### Instructions for the task:
Because only the text is wanted, repeat the records below exactly and omit the pictures.

### Supplied records:

------------------------------------------------

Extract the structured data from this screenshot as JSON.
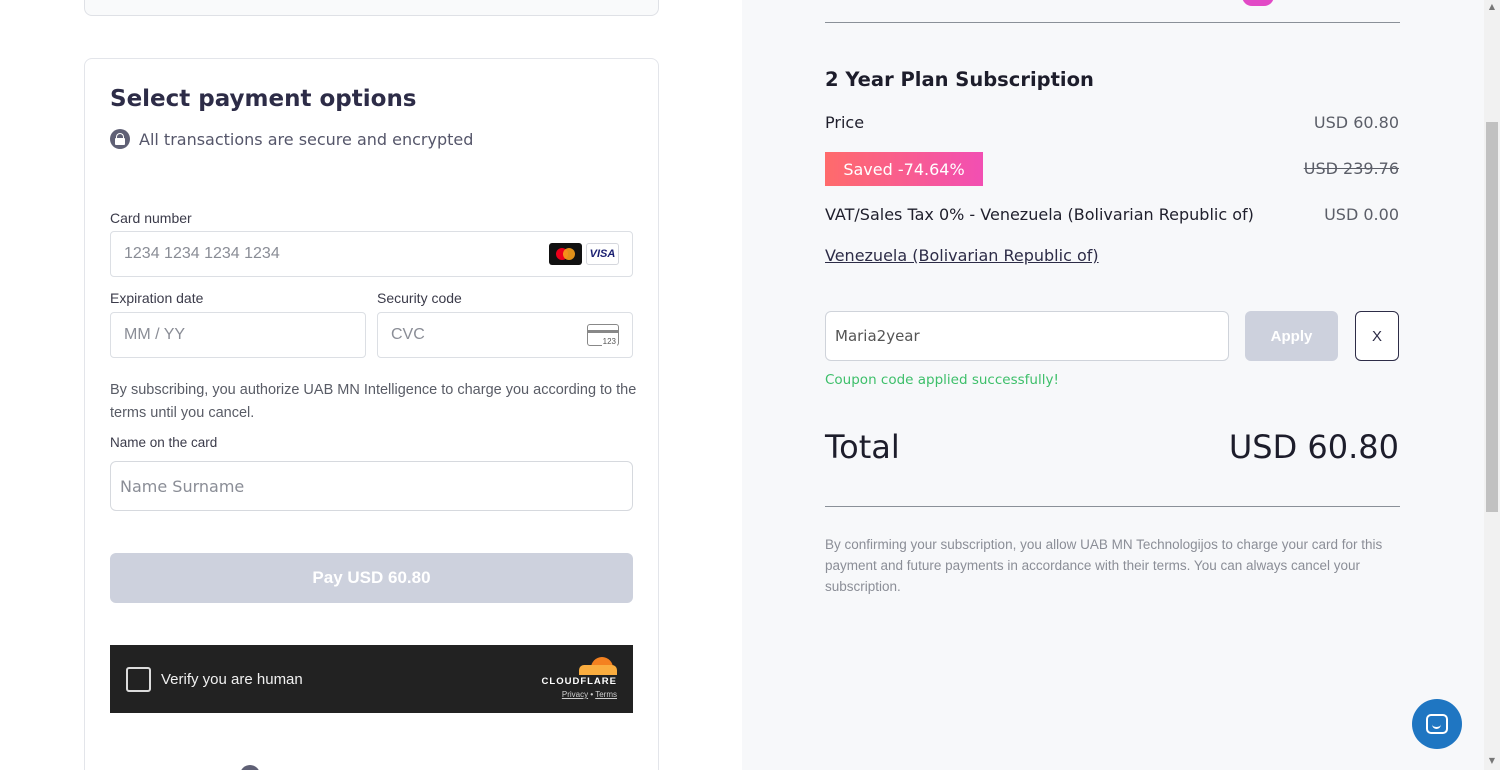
{
  "payment": {
    "title": "Select payment options",
    "secure_text": "All transactions are secure and encrypted",
    "card_number_label": "Card number",
    "card_number_placeholder": "1234 1234 1234 1234",
    "visa_text": "VISA",
    "expiration_label": "Expiration date",
    "expiration_placeholder": "MM / YY",
    "security_label": "Security code",
    "security_placeholder": "CVC",
    "cvc_icon_text": "123",
    "authorize_text": "By subscribing, you authorize UAB MN Intelligence to charge you according to the terms until you cancel.",
    "name_label": "Name on the card",
    "name_placeholder": "Name Surname",
    "pay_button": "Pay USD 60.80"
  },
  "captcha": {
    "label": "Verify you are human",
    "brand": "CLOUDFLARE",
    "privacy": "Privacy",
    "separator": "•",
    "terms": "Terms"
  },
  "summary": {
    "plan_title": "2 Year Plan Subscription",
    "price_label": "Price",
    "price_value": "USD 60.80",
    "saved_badge": "Saved -74.64%",
    "old_price": "USD 239.76",
    "tax_label": "VAT/Sales Tax 0% - Venezuela (Bolivarian Republic of)",
    "tax_value": "USD 0.00",
    "country_link": "Venezuela (Bolivarian Republic of)",
    "coupon_value": "Maria2year",
    "apply_button": "Apply",
    "clear_button": "X",
    "coupon_success": "Coupon code applied successfully!",
    "total_label": "Total",
    "total_value": "USD 60.80",
    "confirm_text": "By confirming your subscription, you allow UAB MN Technologijos to charge your card for this payment and future payments in accordance with their terms. You can always cancel your subscription."
  },
  "colors": {
    "saved_gradient_start": "#ff6b6b",
    "saved_gradient_end": "#f24fb3",
    "success_green": "#3dbf6a",
    "disabled_button": "#cdd1dd",
    "chat_blue": "#1f76c2"
  },
  "icons": {
    "secure": "lock-icon",
    "card_brand_1": "mastercard-icon",
    "card_brand_2": "visa-icon",
    "cvc": "card-cvc-icon",
    "chat": "chat-icon"
  }
}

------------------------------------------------

### Response below:
Extract the structured data from this screenshot as JSON.
{
  "payment": {
    "title": "Select payment options",
    "secure_text": "All transactions are secure and encrypted",
    "card_number_label": "Card number",
    "card_number_placeholder": "1234 1234 1234 1234",
    "visa_text": "VISA",
    "expiration_label": "Expiration date",
    "expiration_placeholder": "MM / YY",
    "security_label": "Security code",
    "security_placeholder": "CVC",
    "cvc_icon_text": "123",
    "authorize_text": "By subscribing, you authorize UAB MN Intelligence to charge you according to the terms until you cancel.",
    "name_label": "Name on the card",
    "name_placeholder": "Name Surname",
    "pay_button": "Pay USD 60.80"
  },
  "captcha": {
    "label": "Verify you are human",
    "brand": "CLOUDFLARE",
    "privacy": "Privacy",
    "separator": "•",
    "terms": "Terms"
  },
  "summary": {
    "plan_title": "2 Year Plan Subscription",
    "price_label": "Price",
    "price_value": "USD 60.80",
    "saved_badge": "Saved -74.64%",
    "old_price": "USD 239.76",
    "tax_label": "VAT/Sales Tax 0% - Venezuela (Bolivarian Republic of)",
    "tax_value": "USD 0.00",
    "country_link": "Venezuela (Bolivarian Republic of)",
    "coupon_value": "Maria2year",
    "apply_button": "Apply",
    "clear_button": "X",
    "coupon_success": "Coupon code applied successfully!",
    "total_label": "Total",
    "total_value": "USD 60.80",
    "confirm_text": "By confirming your subscription, you allow UAB MN Technologijos to charge your card for this payment and future payments in accordance with their terms. You can always cancel your subscription."
  },
  "colors": {
    "saved_gradient_start": "#ff6b6b",
    "saved_gradient_end": "#f24fb3",
    "success_green": "#3dbf6a",
    "disabled_button": "#cdd1dd",
    "chat_blue": "#1f76c2"
  },
  "icons": {
    "secure": "lock-icon",
    "card_brand_1": "mastercard-icon",
    "card_brand_2": "visa-icon",
    "cvc": "card-cvc-icon",
    "chat": "chat-icon"
  }
}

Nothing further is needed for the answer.